Teradata Intelligent Memory, the vendor's new database feature, is clearly being compared to SAP's Hana in-memory database. Teradata and SAP aren't exactly head-to-head competitors, with SAP primarily being an applications vendor and Teradata focusing exclusively on data warehousing. But with SAP thumping its chest about being the industry's fastest-growing database vendor, market leadership, mind share and industry buzz are clearly at stake.
Teradata Intelligent Memory is an extension of the vendor's years-old Teradata Virtual Storage software, which constantly monitors which data is being queried most often and then automatically moves that data to the fastest storage tiers available. Before Wednesday's announcement the choice was hot (on solid state disks or flash storage), warm (on fast hard drive disks) or cold (on slow hard drives). When different disk drives speeds aren't available, the software moves warm data to the outer tracks of the drives, where faster rotation delivers quicker access, and cold data to the inner tracks.
[ Want to hear about SAP's new Hana deployment option? Read SAP Cloud Push Starts With Hana. ]
Solid state disks and flash storage are certainly fast, but RAM is orders of magnitude faster, so Teradata Intelligent Memory adds "super hot" to the hot/warm/cold access-speed strategy by supporting an extended RAM storage layer. Because it's a database feature, currently in beta but set for an upcoming database release, the optional feature will be compatible with all existing Teradata deployments.
"We're delivering the performance of in-memory in a way that makes sense for data warehousing and in a package that's easy for our customers to implement," Scott Gnau, president of Teradata Labs, told InformationWeek
Teradata previously used (and still uses) the RAM available in its servers for caching, but Teradata Intelligent Memory creates a dedicated memory space where information that's in the most demand can be pinned for super-fast access. The size of the memory available is configurable by the customer and depends on the RAM available on servers.
Customers with business-to-consumer Web applications and mobile applications are likely to be the first adopters of Teradata Intelligent Memory, Gnau predicted, because the in-memory advantage will ensure fast and consistent performance. These applications also call for an automated, dynamic approach because yesterday's super hot data (appropriate for RAM) is likely to quickly become warm data better suited to SSD or fast disk drives.
SAP has argued that the cost of RAM has plummeted, making an all-RAM approach practical and affordable. Gnau counters that prices of all other storage options are also falling, so RAM still stands out as the most expensive option.
"I've never lived in a world where businesses buy something that's more expensive than another option just because it's cheap," said Gnau. "We're also in a world where data volumes are growing faster than RAM prices are declining, so cheap RAM, cheaper solid-state and cheapest-option rotational drives are still relevant options."

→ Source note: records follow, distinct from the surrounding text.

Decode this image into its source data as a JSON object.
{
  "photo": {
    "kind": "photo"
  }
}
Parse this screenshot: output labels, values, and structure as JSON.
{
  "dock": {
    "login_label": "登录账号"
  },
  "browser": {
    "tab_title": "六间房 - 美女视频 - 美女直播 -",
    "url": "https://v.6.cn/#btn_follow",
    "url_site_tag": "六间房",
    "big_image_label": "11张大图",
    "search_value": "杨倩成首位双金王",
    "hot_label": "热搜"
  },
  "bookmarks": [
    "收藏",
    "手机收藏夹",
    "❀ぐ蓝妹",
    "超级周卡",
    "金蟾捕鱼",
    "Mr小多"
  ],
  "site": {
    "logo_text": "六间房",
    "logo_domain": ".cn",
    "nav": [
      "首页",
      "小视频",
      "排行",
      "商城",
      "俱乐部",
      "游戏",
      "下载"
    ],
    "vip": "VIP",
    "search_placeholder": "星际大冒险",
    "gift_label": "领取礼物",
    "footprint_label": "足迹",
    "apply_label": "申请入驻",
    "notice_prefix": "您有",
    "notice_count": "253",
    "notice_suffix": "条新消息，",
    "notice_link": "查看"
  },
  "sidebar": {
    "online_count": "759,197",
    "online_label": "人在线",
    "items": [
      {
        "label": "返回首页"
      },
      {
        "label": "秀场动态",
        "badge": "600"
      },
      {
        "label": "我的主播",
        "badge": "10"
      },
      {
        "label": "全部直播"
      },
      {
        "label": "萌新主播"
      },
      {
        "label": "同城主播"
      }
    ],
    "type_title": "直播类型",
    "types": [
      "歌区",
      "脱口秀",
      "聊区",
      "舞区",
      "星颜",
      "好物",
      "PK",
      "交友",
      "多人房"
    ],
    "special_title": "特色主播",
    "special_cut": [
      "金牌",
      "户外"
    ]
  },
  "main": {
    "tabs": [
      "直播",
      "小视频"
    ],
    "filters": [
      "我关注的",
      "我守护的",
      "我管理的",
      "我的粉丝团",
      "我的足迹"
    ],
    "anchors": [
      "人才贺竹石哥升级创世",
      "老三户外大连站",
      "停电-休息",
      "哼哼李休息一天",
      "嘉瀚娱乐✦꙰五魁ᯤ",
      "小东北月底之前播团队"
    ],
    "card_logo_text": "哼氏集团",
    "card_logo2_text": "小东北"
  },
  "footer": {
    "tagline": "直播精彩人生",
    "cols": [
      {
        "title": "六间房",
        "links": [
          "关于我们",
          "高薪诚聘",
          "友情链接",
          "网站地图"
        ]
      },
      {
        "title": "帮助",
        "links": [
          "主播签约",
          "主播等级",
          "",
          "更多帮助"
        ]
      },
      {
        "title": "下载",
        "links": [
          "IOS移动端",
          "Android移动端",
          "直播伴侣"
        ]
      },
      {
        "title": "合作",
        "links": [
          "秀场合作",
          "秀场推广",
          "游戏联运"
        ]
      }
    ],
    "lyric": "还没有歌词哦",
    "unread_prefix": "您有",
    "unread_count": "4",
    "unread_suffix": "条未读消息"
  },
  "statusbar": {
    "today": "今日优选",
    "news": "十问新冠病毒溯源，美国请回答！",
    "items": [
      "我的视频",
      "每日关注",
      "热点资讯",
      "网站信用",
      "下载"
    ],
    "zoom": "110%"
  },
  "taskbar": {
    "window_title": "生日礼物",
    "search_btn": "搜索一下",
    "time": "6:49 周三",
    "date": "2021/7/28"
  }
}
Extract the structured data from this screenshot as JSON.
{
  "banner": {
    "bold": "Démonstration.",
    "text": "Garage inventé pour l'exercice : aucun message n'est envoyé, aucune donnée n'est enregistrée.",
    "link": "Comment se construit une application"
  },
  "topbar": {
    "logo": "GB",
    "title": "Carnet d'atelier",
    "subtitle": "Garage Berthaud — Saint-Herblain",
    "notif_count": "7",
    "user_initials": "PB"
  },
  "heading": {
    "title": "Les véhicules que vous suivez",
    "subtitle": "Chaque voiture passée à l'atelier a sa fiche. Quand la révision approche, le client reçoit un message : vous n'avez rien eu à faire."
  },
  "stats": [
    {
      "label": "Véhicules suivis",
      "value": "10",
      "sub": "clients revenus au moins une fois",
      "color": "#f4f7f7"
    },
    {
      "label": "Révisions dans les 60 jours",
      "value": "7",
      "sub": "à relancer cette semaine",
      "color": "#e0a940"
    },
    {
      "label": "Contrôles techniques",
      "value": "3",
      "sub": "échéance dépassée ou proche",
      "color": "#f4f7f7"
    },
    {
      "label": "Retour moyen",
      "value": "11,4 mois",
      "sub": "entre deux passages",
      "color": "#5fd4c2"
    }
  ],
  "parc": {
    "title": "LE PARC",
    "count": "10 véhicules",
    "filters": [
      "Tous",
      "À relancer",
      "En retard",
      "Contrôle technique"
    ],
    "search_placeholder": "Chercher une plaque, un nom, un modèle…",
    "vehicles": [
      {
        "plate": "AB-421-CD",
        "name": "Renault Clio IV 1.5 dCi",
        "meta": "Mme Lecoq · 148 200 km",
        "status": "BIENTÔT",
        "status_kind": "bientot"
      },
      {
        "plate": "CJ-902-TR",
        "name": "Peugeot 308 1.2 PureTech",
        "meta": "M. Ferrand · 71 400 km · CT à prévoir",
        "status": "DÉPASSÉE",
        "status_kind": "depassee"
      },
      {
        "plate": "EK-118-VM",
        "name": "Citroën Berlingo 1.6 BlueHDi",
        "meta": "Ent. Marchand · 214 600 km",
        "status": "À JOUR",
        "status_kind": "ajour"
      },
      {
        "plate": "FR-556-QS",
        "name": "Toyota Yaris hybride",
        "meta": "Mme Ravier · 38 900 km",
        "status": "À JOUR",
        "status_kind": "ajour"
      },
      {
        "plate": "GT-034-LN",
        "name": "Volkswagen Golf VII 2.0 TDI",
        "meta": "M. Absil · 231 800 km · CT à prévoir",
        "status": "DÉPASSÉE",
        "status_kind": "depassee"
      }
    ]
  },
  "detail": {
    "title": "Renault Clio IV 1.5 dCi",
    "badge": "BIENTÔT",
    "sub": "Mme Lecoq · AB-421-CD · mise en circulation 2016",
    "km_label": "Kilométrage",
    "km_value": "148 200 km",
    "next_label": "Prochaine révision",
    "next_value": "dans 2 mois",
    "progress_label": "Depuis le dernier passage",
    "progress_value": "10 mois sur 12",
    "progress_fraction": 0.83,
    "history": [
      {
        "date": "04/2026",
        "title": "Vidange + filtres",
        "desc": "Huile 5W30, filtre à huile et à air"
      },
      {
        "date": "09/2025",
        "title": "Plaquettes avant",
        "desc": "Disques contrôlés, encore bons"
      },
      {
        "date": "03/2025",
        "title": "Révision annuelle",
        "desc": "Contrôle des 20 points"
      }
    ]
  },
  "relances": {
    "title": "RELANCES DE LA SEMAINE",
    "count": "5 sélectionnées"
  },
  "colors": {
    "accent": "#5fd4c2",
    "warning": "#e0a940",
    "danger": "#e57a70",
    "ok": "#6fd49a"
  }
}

Are you better off using all RAM or a hybrid approach? There are too many variables to discount either approach, and keep in mind that the Teradata database and SAP Hana aren't used for the same purpose. SAP is pushing Hana as a transactional database for running applications, such as its ERP and CRM systems, as well as an analytic database for running SAP Business Warehouse (BW). But where BW is a data warehouse used mostly in connection with SAP application data, Teradata is invariably an enterprise data warehouse platform used for a much broader swath of historical information.
Even Hana champions Hasso Plattner, chairman of SAP, and Vishal Sikka, a member of the company's executive board, have acknowledged that truly cold data -- infrequently accessed historical information in a warehouse-- might be better managed by conventional databases and disk drives. In this scenario they tout the Sybase IQ database, which is the closest thing SAP has to a head-on Teradata competitor, though IQ is most often used for focused data marts rather than enterprise data warehouses (EDWs).
Teradata isn't the first data warehousing specialist to exploit RAM. Kognitio, for one, has been supporting high-memory deployments for years. Kognitio customer Tivo Research Analytics, for example, pins as much as a third of its 15-terabyte data store in RAM so advertisers can quickly spot which televisions shows are most watched by the biggest buyers of specific products.
But Kognitio is a niche player compared to Teradata, a decades-old company that has a who's who list of prominent customers with massive petabyte-scale and 100-terabyte-plus deployments. What's more, Teradata is introducing a much more automated, dynamic and nuanced (super-hot-to-cold) approach than Kognitio offers. One other contrast: Kognitio sells a database whereas Teradata has a complete range of hardware platforms -- from large-scale EDWs to speed- and archive-focused appliances. In short, this is a pretty big deal for Teradata and its customers.
It's obvious even to SAP that high-scale data warehouses don't belong entirely in memory, but give it credit for sparking a lot of interest in in-memory performance. Teradata's press releases and executive comments make it clear that the buzz stoked by SAP helped spark the development of Teradata Intelligent Memory. Teradata isn't exactly leading the wave with its announcement, but it came up with a practical and sensible approach to in-memory performance for high-scale data warehousing.